I've just committed the Nebula3 Internet Explorer plugin to the BrowserPlugin Nebula3 branch. The IE plugin is actually an ActiveX control, and could probably be embedded in other ActiveX containers with little (if any) changes. I've had to make no additional changes to the Nebula3 core aside from those I made earlier while working on the Gecko plugin.

I spent most of the time just trying to figure out how to create an ActiveX control, having never developed a COM control before it was rather daunting trying to figure out which interfaces the control needed. And there seems to be a lack of good online documentation for developing IE plugins, especially ones that aren't Browser Helper Objects (which serve a similar purpose to Firefox Extensions). So funnily enough, I ended up using the Mozilla Plugin Host ActiveX control code for reference.

Now I need something new to work on...

Wednesday, August 06, 2008

Nebula3 Gecko Plugin

About 3 weeks ago Bruce Mitchener mentioned it'd be nice if there was a web browser plugin that would allow a Nebula3 application to run within a web browser, kind of like Google's Lively. I thought it'd be cool too, though I couldn't think of any immediate practical applications myself. And so I set out to write a Gecko plugin to embed Nebula3 in Firefox 3 (and maybe other Gecko-based applications).

Today, I have a Gecko plugin that seems to do a pretty good job, with the exception of one scrolling related redrawing issue that I don't know how to fix. Google's Lively doesn't appear to suffer from the same problem so clearly I'm missing something.
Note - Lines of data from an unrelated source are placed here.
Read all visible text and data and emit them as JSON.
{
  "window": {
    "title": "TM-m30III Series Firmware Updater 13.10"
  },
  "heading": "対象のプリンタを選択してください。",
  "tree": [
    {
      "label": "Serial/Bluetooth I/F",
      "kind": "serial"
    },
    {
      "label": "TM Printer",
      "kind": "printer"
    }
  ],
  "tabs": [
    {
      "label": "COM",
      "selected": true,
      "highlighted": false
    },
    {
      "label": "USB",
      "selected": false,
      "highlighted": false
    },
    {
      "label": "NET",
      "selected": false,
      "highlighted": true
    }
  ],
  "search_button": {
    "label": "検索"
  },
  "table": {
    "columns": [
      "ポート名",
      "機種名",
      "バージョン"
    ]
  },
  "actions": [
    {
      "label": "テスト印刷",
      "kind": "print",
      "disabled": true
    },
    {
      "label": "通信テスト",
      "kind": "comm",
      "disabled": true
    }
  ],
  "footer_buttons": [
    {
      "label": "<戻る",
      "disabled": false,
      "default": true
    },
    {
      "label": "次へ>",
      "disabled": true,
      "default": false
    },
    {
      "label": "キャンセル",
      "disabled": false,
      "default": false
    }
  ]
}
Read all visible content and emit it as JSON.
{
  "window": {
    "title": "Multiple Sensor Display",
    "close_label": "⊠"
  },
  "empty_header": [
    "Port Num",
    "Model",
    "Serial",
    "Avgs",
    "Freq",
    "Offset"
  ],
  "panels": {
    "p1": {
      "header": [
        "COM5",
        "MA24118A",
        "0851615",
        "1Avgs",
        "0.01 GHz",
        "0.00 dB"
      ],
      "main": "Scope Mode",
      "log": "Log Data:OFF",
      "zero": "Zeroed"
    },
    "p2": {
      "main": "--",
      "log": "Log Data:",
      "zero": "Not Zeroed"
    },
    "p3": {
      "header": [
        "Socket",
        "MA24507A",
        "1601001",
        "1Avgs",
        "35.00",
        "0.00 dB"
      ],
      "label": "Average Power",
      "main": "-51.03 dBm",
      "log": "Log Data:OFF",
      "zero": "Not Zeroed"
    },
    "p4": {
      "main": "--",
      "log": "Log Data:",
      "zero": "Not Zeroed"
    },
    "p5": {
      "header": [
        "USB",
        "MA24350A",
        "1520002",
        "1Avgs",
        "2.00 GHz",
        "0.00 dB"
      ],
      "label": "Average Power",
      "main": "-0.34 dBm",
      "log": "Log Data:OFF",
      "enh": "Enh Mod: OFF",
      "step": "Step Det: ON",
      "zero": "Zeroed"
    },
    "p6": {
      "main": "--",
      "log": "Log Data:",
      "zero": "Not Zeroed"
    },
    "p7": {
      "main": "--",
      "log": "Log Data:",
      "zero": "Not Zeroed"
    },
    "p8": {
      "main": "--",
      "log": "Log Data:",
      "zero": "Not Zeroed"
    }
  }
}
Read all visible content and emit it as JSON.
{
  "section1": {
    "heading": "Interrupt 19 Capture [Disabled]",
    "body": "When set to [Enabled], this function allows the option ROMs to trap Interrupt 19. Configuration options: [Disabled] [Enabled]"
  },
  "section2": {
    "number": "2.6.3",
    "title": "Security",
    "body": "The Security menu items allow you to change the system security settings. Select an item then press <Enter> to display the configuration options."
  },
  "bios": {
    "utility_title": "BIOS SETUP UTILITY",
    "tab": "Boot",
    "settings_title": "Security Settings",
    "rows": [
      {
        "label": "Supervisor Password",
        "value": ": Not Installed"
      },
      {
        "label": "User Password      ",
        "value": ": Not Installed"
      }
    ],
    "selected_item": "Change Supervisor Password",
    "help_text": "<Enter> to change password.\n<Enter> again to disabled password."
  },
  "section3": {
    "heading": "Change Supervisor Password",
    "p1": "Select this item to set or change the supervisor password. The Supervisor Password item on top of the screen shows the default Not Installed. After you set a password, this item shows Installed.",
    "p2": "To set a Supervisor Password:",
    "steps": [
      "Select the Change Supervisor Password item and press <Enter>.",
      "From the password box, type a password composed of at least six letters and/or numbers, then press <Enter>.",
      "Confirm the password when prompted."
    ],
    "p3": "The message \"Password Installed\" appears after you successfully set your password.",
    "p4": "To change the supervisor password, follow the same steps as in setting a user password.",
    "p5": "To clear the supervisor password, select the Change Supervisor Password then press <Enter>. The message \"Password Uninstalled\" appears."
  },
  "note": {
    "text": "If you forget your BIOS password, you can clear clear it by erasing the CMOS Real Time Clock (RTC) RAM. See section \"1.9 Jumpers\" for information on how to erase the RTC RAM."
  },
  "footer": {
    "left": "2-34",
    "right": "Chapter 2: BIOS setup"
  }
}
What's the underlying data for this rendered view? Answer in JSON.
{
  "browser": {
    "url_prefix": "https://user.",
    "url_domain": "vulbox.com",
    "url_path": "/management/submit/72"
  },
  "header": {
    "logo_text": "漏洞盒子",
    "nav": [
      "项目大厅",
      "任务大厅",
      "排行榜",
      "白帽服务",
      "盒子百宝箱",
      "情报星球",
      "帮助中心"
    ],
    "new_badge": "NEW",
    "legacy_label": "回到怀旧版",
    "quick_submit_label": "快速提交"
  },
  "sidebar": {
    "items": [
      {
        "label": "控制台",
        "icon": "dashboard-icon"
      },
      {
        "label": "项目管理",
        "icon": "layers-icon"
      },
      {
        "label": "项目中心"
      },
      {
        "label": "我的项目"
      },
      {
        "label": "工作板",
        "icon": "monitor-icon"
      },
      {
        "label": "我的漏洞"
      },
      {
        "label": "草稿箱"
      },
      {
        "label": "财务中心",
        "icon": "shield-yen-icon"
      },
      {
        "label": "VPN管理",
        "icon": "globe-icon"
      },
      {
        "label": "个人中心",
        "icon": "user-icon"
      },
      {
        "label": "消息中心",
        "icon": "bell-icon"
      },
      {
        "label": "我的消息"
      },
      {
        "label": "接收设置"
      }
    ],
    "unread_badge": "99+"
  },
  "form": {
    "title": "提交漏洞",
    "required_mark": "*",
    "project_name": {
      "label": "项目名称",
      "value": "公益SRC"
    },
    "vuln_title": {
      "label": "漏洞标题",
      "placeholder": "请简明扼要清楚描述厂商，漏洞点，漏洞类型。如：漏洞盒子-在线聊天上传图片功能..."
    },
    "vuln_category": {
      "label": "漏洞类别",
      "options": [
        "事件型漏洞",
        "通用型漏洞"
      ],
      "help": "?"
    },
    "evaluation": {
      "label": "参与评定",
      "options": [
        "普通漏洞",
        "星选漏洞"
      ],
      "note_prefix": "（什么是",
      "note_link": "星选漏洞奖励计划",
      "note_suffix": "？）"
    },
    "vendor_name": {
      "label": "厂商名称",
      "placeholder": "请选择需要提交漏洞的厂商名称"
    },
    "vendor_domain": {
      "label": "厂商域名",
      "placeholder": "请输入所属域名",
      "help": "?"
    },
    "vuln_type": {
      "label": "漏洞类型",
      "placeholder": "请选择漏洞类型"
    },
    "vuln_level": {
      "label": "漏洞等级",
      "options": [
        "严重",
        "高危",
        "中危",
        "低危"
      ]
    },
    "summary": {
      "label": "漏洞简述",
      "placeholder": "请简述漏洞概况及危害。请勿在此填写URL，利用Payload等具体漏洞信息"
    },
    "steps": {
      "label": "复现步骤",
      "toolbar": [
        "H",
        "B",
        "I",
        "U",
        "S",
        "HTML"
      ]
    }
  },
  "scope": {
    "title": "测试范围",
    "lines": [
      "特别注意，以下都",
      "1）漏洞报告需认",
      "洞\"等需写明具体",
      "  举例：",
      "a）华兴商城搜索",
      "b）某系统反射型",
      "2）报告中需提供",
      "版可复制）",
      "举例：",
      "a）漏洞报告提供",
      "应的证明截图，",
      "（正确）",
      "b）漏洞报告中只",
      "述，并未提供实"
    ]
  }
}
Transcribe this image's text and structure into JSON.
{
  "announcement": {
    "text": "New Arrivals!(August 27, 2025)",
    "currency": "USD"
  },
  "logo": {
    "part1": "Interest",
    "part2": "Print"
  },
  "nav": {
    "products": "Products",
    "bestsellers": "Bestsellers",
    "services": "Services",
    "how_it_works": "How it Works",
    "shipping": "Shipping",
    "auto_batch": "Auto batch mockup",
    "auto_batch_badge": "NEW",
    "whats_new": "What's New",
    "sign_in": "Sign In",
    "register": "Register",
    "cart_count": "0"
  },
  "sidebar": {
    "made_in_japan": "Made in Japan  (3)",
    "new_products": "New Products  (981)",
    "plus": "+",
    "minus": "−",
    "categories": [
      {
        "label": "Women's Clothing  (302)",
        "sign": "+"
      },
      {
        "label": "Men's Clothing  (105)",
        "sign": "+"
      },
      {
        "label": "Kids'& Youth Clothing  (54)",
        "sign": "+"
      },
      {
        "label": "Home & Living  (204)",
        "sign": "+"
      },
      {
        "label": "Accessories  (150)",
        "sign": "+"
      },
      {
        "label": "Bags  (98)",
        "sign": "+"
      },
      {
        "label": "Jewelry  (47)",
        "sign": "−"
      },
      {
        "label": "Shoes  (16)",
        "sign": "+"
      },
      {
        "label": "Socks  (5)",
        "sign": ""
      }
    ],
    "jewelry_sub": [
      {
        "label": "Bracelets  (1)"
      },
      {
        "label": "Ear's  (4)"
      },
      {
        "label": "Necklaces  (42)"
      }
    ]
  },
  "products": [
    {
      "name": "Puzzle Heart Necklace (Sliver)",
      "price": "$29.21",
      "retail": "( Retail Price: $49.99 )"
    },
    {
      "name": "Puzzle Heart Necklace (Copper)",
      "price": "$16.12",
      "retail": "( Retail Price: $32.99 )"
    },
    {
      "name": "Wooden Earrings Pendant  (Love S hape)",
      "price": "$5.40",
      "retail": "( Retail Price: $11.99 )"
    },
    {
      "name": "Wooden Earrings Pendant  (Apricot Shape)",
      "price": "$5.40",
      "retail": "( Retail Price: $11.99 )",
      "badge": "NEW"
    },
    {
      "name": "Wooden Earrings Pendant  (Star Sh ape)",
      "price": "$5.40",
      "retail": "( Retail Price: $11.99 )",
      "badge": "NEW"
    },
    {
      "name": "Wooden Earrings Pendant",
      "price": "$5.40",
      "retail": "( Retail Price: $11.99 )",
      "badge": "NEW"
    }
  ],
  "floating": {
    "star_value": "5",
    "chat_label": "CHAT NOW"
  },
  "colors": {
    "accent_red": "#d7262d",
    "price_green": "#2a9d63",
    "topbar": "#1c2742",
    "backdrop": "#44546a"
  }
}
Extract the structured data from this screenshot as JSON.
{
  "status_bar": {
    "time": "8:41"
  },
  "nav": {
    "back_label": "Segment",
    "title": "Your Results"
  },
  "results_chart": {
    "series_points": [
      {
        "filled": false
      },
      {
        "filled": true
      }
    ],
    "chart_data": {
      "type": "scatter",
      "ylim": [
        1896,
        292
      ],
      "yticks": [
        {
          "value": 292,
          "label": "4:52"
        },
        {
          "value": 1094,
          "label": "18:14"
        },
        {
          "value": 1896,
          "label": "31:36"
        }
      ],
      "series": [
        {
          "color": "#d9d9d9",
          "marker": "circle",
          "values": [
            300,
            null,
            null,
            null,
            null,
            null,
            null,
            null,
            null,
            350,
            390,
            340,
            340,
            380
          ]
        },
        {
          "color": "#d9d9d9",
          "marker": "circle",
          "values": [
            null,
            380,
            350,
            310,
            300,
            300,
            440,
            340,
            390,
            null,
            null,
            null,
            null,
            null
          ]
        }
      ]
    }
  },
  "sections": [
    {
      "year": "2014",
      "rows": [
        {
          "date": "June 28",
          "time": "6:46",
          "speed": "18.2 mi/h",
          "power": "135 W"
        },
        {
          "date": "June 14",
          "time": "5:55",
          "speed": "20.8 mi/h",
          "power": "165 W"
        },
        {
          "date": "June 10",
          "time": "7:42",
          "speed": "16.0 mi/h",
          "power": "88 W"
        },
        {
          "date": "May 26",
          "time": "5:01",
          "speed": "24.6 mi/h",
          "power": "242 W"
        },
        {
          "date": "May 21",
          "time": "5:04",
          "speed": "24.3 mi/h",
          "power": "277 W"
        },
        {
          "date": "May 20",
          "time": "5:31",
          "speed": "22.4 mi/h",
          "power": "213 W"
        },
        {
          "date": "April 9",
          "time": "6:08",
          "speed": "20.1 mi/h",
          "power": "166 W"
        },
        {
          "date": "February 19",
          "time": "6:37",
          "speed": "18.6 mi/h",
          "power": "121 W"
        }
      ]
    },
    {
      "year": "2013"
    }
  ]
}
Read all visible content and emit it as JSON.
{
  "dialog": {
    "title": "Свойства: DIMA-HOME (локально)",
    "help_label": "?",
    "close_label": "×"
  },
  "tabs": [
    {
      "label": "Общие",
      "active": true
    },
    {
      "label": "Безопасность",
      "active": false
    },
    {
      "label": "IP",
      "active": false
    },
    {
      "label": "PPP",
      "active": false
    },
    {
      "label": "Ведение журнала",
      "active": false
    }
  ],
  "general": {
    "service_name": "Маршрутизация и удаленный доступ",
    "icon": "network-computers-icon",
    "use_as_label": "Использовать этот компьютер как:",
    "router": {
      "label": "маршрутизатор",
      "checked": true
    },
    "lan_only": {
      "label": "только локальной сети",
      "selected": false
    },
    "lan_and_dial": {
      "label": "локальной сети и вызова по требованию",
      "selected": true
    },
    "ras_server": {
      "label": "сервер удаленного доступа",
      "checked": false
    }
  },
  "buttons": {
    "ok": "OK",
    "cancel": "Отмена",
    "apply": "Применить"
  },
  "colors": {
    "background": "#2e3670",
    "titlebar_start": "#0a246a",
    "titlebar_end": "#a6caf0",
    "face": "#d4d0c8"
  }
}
Here's how the issue can be reproduced:

  1. Shrink the browser window until the vertical scrollbar is displayed.
  2. Grab the scrollbar and move it up and down repeatedly.

This is what it should always look like:

And this is after I get overly enthusiastic with the scrollbar:

Next up, an IE7 plugin for Nebula3... and I was doing such a good job avoiding installing IE7 up until now.